The answer must consist of every line in the data below that holds the word "fire".

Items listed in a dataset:
━━━

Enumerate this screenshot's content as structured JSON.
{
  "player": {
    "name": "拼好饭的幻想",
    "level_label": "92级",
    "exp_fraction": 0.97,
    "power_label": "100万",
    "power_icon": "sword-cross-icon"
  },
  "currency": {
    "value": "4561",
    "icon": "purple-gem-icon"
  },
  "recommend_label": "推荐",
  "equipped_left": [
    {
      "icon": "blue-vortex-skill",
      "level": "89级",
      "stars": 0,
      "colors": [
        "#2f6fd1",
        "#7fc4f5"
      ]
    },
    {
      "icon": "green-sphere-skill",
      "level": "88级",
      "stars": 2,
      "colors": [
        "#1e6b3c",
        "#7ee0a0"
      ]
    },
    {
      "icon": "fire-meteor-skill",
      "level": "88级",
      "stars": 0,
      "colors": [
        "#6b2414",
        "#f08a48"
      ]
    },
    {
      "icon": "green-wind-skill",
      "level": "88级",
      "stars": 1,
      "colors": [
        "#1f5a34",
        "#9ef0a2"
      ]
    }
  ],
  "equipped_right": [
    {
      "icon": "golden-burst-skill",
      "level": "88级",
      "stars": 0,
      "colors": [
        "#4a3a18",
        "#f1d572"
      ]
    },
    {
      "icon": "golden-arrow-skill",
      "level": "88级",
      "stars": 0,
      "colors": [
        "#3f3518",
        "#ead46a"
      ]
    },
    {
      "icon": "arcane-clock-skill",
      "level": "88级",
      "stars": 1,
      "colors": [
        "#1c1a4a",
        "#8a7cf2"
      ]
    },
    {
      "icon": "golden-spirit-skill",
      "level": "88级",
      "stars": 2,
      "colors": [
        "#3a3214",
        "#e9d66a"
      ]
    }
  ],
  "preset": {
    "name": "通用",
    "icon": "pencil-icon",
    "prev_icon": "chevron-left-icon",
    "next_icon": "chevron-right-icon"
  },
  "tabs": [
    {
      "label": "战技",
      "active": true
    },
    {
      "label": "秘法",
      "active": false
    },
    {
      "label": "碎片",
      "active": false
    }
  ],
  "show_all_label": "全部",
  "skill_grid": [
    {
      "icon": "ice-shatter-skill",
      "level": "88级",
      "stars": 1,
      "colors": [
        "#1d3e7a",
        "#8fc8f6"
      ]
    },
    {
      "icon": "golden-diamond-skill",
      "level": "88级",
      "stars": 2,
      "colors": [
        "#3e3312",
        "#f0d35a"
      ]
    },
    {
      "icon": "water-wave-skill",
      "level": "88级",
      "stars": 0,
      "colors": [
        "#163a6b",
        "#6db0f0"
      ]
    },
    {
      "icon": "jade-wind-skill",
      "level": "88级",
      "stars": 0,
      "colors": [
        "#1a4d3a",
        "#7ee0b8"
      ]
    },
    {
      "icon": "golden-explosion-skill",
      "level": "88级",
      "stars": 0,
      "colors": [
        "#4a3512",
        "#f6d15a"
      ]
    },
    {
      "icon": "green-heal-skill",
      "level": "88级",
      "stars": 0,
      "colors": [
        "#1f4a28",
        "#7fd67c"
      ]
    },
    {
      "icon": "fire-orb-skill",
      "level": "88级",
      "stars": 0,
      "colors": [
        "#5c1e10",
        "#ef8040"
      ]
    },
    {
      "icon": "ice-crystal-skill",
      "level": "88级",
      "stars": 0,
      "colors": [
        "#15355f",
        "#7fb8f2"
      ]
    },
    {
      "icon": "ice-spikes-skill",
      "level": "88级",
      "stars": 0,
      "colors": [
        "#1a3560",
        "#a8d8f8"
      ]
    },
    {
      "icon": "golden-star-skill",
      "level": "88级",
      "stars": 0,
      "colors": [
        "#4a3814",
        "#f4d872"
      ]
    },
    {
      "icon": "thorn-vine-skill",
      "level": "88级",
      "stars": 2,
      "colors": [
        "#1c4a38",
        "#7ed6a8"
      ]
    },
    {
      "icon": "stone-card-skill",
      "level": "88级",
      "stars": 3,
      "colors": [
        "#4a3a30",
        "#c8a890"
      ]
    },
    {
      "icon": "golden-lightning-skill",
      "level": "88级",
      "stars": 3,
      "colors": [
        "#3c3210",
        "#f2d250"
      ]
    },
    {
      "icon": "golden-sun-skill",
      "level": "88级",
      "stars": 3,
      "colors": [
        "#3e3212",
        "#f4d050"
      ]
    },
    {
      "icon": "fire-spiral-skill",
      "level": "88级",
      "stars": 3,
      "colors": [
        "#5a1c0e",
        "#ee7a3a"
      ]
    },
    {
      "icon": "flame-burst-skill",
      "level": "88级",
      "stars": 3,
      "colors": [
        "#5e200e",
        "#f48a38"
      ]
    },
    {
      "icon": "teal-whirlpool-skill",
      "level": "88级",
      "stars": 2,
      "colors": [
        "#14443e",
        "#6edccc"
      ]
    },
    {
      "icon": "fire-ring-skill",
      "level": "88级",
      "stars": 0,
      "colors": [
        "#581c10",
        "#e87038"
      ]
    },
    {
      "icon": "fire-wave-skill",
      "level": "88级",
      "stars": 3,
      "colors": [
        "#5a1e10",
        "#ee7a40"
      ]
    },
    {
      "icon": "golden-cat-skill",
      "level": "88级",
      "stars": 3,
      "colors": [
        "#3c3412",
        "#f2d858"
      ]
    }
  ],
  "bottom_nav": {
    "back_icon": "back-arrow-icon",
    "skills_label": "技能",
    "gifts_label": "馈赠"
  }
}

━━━

» Expected answer
      "icon": "fire-meteor-skill",
      "icon": "fire-orb-skill",
      "icon": "fire-spiral-skill",
      "icon": "fire-ring-skill",
      "icon": "fire-wave-skill",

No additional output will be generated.